Datalogue’s expansion to Montreal, Delisle’s hometown, evolved swiftly. He and a partner founded Datalogue in 2016 at Cornell Tech in Manhattan and were lucky when a tech mogul, Charles E. Phillips Jr., the chief executive of Infor, gave him two desks on the fifth floor of Infor’s elegantly restored Flatiron headquarters.
By spring 2017, Datalogue had grown to five employees and had raised $1.5 million in seed funding. But to bring in more engineers would have cost thousands of dollars in visa fees, Delisle said, and even then, the process would not be guaranteed. Canada has a burgeoning artificial intelligence sector, and the company opened its Montreal office in April in the trendy Mile End neighborhood; it raised another $1.5 million in seed funding by November.
Still, Delisle said that his company has better access to customers in New York, and for that reason he has kept seven employees there for sales and marketing.
While tech is still thriving in New York, where it is the fastest-growing industry in the city, losing offices or whole companies to Canada could be a concern, said Kevin Ryan, an entrepreneur who had founded a half-dozen startups.
“When someone decides not to come here to join a startup, and they go to Toronto, some of them may break off and start a new company across the street,” he said. “The wider impact will be felt, literally, for decades.”
Delisle agreed. “I’m not necessarily scared for New York, there’s phenomenal programs there,” he said. “I am more scared for the broader policies being applied right now.”
According to the Partnership for New York City, a business advocacy group, immigration has always been central to the economy of New York. Forty-eight percent of the city’s small-business owners are immigrants, and 45 percent of the workforce in the city is foreign-born.
“The No. 1 priority of business today is where they can get the talent they need from the global talent pool,” said Kathryn S. Wylde, the chief executive of the group. “There’s not much a locality can do to incentivize, but we can try to keep the global pipeline open.”
Stimulating the city economy was the impetus for New York’s Economic Development Corp. to create a program called International Innovators Initiative, or IN2NYC. The idea was to provide H-1B visas that were exempt from the government-imposed cap because entrepreneurs would partner with city universities.
The program was announced in the spring of 2016 and received 144 applications in the first round. The second round, coming on the heels of the Trump administration’s travel ban, attracted half that number. The program received only 41 this fall.
Perhaps even more telling is the small number of foreign entrepreneurs who received visas: six.

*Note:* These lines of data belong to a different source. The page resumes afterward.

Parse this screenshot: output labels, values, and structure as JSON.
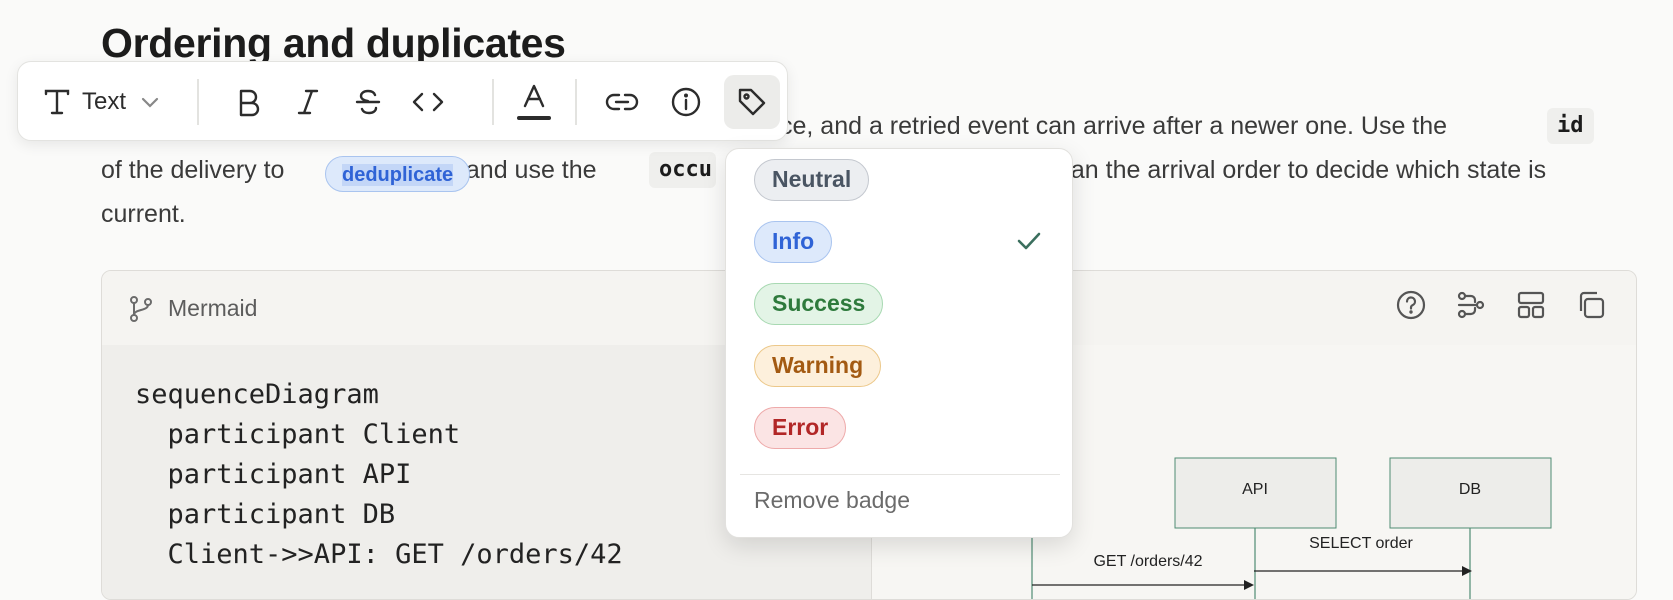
{
  "heading": "Ordering and duplicates",
  "paragraph": {
    "line1_end": "ce, and a retried event can arrive after a newer one. Use the",
    "code_id": "id",
    "line2_start": "of the delivery to",
    "badge_text": "deduplicate",
    "line2_mid": ", and use the",
    "code_occu": "occu",
    "line2_end": "han the arrival order to decide which state is",
    "line3": "current."
  },
  "toolbar": {
    "text_style_label": "Text",
    "icons": [
      "text-icon",
      "chevron-down-icon",
      "bold-icon",
      "italic-icon",
      "strikethrough-icon",
      "code-icon",
      "text-color-icon",
      "link-icon",
      "info-icon",
      "tag-icon"
    ]
  },
  "mermaid": {
    "label": "Mermaid",
    "code_lines": [
      "sequenceDiagram",
      "  participant Client",
      "  participant API",
      "  participant DB",
      "  Client->>API: GET /orders/42"
    ],
    "diagram": {
      "participants": [
        "API",
        "DB"
      ],
      "messages": [
        "GET /orders/42",
        "SELECT order"
      ]
    }
  },
  "badge_menu": {
    "options": [
      {
        "label": "Neutral",
        "bg": "#eceef1",
        "border": "#c4c8cf",
        "color": "#4a5563",
        "selected": false
      },
      {
        "label": "Info",
        "bg": "#dde9fb",
        "border": "#a9c4ef",
        "color": "#2f63d6",
        "selected": true
      },
      {
        "label": "Success",
        "bg": "#e3f4e6",
        "border": "#a8d9b2",
        "color": "#2e7a3c",
        "selected": false
      },
      {
        "label": "Warning",
        "bg": "#fdf0dc",
        "border": "#ecc88a",
        "color": "#a35a12",
        "selected": false
      },
      {
        "label": "Error",
        "bg": "#fbe4e4",
        "border": "#eeaaaa",
        "color": "#b22727",
        "selected": false
      }
    ],
    "remove_label": "Remove badge"
  }
}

The IN2NYC program had envisioned at least 25 working at once, but the process, officials say, has been delayed by government challenges.
One company that was initially rejected has appealed — and set up shop in Canada while it is waiting for a decision.
© The New York Times